Friday, February 06, 2009

Oh, the standards, how they have plummeted...

There's definitely an element of parenthood that involves tolerance of all kinds of disgusting bodily fluids. From the day my son was born, he has spit up on me, puked on me, bled on me, pooped on me, and blown raspberries on me. It just goes with the territory.

I've known so many people -- usually men -- who, before having kids, insisted that they absolutely could not deal with changing diapers, and no matter what anybody said, they would figure out a way to let the wife handle the bulk of that parenting responsibility.

And I just smile and nod and think to myself, "Mmmm hmmmmm. You just keep telling yourself that, sweetie."

Even Jason was like that. He knew that there was no way I would ever let him foist all diaper duties on me, but he still expressed his doubts that he'd ever be comfortable changing Zeke.

But of course he figured it out and by now is a pro.

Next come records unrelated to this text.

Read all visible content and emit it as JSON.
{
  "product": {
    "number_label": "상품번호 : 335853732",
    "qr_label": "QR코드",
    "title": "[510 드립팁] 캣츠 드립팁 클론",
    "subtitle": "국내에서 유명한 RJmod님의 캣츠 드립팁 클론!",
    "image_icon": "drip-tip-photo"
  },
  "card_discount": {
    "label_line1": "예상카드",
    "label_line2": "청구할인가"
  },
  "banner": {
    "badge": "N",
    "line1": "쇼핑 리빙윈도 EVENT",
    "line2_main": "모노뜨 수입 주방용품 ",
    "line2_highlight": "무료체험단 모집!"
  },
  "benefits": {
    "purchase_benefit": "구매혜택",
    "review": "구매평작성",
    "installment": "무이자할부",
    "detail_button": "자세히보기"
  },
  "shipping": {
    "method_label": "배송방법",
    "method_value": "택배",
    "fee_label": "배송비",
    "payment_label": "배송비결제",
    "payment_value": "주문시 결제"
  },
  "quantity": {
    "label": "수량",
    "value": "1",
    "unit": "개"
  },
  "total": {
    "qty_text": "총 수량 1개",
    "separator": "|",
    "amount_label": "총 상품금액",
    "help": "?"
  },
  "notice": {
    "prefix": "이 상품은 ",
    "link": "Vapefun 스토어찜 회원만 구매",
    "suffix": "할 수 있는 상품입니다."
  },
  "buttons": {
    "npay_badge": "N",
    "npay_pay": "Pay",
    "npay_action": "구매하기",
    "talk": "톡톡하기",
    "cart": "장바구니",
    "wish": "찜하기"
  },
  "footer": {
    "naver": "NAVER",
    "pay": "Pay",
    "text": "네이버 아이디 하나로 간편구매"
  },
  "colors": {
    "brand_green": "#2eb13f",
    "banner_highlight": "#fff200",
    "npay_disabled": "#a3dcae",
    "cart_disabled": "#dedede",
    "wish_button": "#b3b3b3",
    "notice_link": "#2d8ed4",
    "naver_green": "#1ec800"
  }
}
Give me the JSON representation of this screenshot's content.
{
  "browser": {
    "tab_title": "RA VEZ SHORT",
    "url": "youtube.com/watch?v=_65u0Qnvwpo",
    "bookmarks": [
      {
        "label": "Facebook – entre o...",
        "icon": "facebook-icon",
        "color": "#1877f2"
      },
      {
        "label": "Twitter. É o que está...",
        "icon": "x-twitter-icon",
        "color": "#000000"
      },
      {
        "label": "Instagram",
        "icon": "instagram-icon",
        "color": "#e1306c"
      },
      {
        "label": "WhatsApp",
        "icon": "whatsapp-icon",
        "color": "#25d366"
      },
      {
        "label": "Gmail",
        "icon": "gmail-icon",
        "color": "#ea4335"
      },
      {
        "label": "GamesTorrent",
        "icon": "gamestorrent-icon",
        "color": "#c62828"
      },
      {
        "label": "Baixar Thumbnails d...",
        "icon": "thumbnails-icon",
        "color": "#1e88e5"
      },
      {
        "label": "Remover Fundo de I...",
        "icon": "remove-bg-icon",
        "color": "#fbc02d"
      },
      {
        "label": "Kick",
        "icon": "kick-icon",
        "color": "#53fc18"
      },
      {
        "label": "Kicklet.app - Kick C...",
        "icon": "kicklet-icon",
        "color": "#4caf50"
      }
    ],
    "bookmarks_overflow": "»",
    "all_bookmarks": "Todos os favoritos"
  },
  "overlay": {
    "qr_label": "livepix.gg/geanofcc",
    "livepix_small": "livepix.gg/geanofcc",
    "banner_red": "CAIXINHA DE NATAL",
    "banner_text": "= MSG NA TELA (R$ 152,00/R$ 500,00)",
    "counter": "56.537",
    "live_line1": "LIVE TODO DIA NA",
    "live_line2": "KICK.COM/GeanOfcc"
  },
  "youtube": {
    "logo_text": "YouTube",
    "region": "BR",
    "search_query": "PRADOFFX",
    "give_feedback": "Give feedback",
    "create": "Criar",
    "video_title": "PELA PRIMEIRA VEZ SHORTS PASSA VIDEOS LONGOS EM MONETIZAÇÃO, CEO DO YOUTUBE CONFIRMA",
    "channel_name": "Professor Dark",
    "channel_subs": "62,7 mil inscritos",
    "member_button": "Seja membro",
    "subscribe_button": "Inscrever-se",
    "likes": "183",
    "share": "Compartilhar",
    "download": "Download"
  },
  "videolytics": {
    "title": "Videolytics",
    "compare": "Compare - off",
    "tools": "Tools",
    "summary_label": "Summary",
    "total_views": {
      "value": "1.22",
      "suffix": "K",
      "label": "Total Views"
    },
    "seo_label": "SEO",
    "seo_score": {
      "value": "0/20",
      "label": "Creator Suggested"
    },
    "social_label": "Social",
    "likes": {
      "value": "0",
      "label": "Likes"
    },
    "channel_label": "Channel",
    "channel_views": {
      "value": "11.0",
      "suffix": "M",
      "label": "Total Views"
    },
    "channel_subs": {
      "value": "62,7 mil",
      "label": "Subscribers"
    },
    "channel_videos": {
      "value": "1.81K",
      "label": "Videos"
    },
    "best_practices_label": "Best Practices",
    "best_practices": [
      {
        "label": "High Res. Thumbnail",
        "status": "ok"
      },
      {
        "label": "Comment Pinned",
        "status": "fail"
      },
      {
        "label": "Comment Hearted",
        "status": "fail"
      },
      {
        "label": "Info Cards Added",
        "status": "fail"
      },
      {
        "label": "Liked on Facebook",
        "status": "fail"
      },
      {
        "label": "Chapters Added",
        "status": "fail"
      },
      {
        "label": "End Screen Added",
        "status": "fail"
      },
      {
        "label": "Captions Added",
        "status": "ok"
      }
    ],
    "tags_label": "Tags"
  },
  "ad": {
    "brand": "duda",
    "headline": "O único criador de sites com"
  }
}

I think I knew I had the proper tolerance for disgustingness when Zeke was about a week old. I was sitting in the living room with my mom, holding Zeke after giving him a bottle. And I guess he had a little more than his teeny belly could hold, because as I was resting him against my knees and cooing at him, he suddenly opened his mouth and deposited about 6 ounces of regurgitated baby formula down the front of my shirt. My reaction: my eyes grew wide, I looked down, unable to quite comprehend what had just happened, and then I just started to laugh.

"Honey, you're a natural," my mom said.

But this latest example of how low my standards have fallen might alarm even her.

Last night, we were doing our nightly ritual of the pre-bath game of naked baby chase. Zeke ran into my room and down towards my bathroom at the end of the dressing area. He was standing there giggling when I looked at the floor and noticed that he had deposited two little poop nuggets on the bath mat. They were perfectly formed little poops, easy to clean up, so I just picked them up with some toilet paper and dropped them in the toilet.

No big deal.

Meanwhile, he took off on another circuit of the upstairs part of the house.

After a few minutes, I decided it was time for Zeke to get in the tub, and I picked him up and sat him on my right shoulder.

You can probably see where this is going.

I walked with him into the bathroom, plopped him into the bath, and then sat on the floor next to the tub and watched him splash around.

At one point, Jason looked over at me, gave me the Survivorman face, and said, "what is that on your shoulder??"

I looked over and lo and behold, there was a little greenish-brown smear on the shoulder of my shirt. It was Zeke's poop.

"Didn't you smell it?" Jason asked, incredulously.


And the really horrifying thing is, a part of me debated whether to get up and change right away, or to wait until I was ready to take a shower before bed.


  1. Ohhhhh, Wendy. I see parents handling this kind of thing very casually, but it is completely impossible for me to imagine dealing with it without freaking out or puking. And I am sure Nick will be a better diaper changer than me.

  2. I think you will be amazed at how quickly you will become immune to the grossness of it all. Because there's really no alternative. It's either get used to it, or spend the bulk of your life puking. Which is no fun.

  3. Not to gang up on Lisa, but I think she'll be surprised at how quickly you grow accustomed to the gross stuff, too. I know I did. Now I can be in the middle of chewing, leave the table, clean up something gross, finish chewing, swallow and take another bite right after I wash my hands.

    I never would have believed it if you'd told me I'd arrive at that point.